Supplied records:
▬▬▬▬▬▬

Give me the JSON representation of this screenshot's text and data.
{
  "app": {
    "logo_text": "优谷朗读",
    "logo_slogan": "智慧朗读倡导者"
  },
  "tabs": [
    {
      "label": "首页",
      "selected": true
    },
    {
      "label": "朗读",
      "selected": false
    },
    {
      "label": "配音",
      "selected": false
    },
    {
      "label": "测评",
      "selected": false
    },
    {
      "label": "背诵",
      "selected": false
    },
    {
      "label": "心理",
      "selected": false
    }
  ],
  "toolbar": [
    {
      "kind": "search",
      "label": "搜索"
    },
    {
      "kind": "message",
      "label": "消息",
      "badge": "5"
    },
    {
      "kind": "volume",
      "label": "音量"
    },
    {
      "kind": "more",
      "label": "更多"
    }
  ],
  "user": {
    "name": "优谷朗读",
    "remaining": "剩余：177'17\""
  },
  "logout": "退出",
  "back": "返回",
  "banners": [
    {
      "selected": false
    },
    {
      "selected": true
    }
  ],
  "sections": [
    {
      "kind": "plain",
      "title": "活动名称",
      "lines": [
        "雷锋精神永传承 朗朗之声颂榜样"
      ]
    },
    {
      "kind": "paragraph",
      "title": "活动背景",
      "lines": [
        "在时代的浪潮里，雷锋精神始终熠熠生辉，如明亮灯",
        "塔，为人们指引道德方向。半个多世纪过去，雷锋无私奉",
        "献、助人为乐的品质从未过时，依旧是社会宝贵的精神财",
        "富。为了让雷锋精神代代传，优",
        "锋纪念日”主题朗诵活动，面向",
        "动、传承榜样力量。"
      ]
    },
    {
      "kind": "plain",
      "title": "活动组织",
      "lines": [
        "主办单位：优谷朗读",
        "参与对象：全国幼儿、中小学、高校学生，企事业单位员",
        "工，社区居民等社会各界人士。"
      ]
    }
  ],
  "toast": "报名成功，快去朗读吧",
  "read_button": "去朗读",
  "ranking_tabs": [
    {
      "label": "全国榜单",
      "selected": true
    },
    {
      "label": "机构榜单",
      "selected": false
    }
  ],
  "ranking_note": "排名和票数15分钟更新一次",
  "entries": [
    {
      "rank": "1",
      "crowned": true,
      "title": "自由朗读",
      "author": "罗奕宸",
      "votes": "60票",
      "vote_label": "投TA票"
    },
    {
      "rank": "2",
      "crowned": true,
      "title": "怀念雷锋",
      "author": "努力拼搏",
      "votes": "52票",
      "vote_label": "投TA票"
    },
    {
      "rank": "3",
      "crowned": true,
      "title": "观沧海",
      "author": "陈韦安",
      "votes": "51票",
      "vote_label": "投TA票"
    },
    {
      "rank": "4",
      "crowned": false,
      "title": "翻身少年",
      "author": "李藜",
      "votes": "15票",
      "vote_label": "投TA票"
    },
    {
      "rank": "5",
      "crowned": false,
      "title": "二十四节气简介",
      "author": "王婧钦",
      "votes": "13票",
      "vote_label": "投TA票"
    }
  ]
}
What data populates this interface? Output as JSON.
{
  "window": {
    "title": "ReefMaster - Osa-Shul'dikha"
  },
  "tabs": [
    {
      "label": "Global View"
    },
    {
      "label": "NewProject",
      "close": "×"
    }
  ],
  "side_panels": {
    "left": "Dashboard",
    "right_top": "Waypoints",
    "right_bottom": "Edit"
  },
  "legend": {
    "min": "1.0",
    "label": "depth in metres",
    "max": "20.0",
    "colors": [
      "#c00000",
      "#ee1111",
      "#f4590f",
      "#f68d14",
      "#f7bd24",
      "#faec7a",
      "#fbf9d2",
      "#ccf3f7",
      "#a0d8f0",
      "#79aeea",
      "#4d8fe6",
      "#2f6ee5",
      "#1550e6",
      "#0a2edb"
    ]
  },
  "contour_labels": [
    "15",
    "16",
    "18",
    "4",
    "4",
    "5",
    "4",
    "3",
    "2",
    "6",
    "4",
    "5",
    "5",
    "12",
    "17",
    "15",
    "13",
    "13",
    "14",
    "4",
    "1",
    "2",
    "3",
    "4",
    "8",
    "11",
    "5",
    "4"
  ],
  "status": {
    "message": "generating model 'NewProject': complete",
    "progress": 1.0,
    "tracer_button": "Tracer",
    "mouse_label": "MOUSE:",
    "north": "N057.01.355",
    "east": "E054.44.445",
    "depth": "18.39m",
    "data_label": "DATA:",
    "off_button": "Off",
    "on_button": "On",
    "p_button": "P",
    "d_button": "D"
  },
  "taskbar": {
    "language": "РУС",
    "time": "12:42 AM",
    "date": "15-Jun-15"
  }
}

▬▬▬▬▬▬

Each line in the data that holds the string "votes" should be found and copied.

Result for this exercise:
      "votes": "60票",
      "votes": "52票",
      "votes": "51票",
      "votes": "15票",
      "votes": "13票",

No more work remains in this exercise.